ELVA TEMPLETON:
Well, you had five jack rocks. You made a circle and you put a big one in the middle and four around. I mean, not four but you put several inside and one big one. And then you had one that you'd shoot it. You'd stand a certain distance from the circle and try to knock one out.
ANNE KRATZER:
It was similar to marbles then?
ELVA TEMPLETON:
Oh, I'm telling you wrong. I'm telling you about marbles.
ANNE KRATZER:
Oh, that's the marbles. That's fine. What is pop the whip?
ELVA TEMPLETON:
Oh, everybody takes a hand and makes a long row, a straight row. We had to connect hands and then who's at the head of the line would start running and the first thing the whole line is running, and the one on the end is libel to be slung out into the field somewhere if they couldn't hold on. Nobody liked to be at the end because you knew you couldn't hold on when they cracked the whip. See they'd gain speed as they kept going. Each one started a little faster.
ANNE KRATZER:
Did you have hide and go seek?
ELVA TEMPLETON:
Oh yes, we played hide and go seek, stealing sticks.
ANNE KRATZER:
Stealing sticks, what's that?
ELVA TEMPLETON:
Well, you had a dividing line, you had two sides. And you had a great big circle way in the corner in the back of each field and what you did was to cross that line and steal a stick and bring it back and put it in your circle. But if you got caught you'd be put into prison. Another circle was the prison.
ANNE KRATZER:
Did the other team try to catch you, like tag?
ELVA TEMPLETON:
Yes, each one tried to go to the other one's, stealing sticks. And if they caught you, they'd put you in prison.
ANNE KRATZER:
Were there any card games? How did the church feel about…
ELVA TEMPLETON:
Well, the people, they didn't like… You weren't allowed to play cards. Oh well, you'd just be libel to be turned out from church play cards or to dance, those things. They just weren't heard of. Not here.
ANNE KRATZER:
So what did you do then for entertainment?
ELVA TEMPLETON:

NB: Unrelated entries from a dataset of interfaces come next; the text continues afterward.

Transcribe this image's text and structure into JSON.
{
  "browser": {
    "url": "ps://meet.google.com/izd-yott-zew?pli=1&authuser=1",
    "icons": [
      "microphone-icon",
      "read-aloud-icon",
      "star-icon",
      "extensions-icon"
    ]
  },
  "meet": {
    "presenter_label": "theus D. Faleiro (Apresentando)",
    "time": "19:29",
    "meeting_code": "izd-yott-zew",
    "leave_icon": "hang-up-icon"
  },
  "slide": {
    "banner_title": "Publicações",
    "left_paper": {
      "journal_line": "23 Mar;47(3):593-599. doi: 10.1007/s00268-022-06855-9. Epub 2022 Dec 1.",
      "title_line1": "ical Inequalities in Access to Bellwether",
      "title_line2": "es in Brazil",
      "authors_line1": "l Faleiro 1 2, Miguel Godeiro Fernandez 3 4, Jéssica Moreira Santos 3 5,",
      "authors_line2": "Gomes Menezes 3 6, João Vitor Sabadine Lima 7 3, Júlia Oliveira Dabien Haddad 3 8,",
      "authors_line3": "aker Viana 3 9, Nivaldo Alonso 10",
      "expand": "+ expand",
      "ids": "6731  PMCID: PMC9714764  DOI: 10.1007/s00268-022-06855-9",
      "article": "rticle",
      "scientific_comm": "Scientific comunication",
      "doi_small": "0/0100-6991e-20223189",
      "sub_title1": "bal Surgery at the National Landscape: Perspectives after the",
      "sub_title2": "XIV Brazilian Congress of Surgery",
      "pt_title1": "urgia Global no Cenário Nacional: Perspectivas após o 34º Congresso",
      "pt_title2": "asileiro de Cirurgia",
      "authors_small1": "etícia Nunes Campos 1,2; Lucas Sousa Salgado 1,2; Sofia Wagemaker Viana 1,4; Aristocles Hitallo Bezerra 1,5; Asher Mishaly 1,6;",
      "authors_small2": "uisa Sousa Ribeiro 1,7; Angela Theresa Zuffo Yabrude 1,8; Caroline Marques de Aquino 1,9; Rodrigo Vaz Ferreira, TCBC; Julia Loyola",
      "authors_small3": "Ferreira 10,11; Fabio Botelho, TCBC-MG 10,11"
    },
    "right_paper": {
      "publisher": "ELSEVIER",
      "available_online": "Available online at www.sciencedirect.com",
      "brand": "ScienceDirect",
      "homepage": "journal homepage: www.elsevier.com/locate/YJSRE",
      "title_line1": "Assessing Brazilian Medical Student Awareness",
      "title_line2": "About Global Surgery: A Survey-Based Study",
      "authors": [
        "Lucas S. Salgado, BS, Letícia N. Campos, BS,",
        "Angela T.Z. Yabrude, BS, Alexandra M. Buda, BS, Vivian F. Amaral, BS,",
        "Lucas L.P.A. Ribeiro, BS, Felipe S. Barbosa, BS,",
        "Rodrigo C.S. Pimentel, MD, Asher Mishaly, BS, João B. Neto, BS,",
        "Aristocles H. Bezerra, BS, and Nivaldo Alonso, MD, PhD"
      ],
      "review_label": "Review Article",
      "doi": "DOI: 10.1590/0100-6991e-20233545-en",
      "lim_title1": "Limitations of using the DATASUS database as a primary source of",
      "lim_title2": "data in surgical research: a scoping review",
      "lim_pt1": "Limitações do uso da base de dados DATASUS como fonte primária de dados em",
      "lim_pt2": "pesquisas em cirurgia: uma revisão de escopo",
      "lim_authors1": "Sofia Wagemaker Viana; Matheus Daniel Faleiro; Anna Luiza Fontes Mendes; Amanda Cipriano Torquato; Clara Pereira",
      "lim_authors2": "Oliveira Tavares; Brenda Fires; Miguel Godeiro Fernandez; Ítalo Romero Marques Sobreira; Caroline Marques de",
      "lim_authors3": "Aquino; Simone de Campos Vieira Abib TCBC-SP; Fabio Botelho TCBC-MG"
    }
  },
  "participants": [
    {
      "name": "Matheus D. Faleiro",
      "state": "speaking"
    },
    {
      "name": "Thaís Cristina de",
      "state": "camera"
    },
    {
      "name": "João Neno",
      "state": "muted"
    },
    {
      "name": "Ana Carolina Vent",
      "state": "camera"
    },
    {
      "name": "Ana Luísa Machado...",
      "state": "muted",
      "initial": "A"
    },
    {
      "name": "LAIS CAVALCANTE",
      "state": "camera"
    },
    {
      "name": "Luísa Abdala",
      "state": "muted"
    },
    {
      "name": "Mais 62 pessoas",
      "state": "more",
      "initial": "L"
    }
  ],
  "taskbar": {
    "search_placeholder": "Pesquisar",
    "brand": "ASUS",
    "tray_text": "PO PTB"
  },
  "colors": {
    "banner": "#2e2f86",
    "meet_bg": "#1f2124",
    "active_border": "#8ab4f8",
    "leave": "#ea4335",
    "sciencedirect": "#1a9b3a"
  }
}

Well, our Sunday School teachers always had parties during the year. They had pulling candy and ice cream suppers, things like that. We didn't have covered dish suppers and that stuff.
ANNE KRATZER:
Tell us how you pulled candy, how it was made.
ELVA TEMPLETON:
Well, it was made with just sugar, and water and flavoring. Then you cook it until it got to a certain stage and then you pulled it. You got a bunch of it, you'd better be careful when, til it got cool or you'd burn your hands. Sometimes two of you would work together pulling the same piece and pulling it until it was brittle. Then you could pull it out in a string and cut it off to certain lengths. It was good.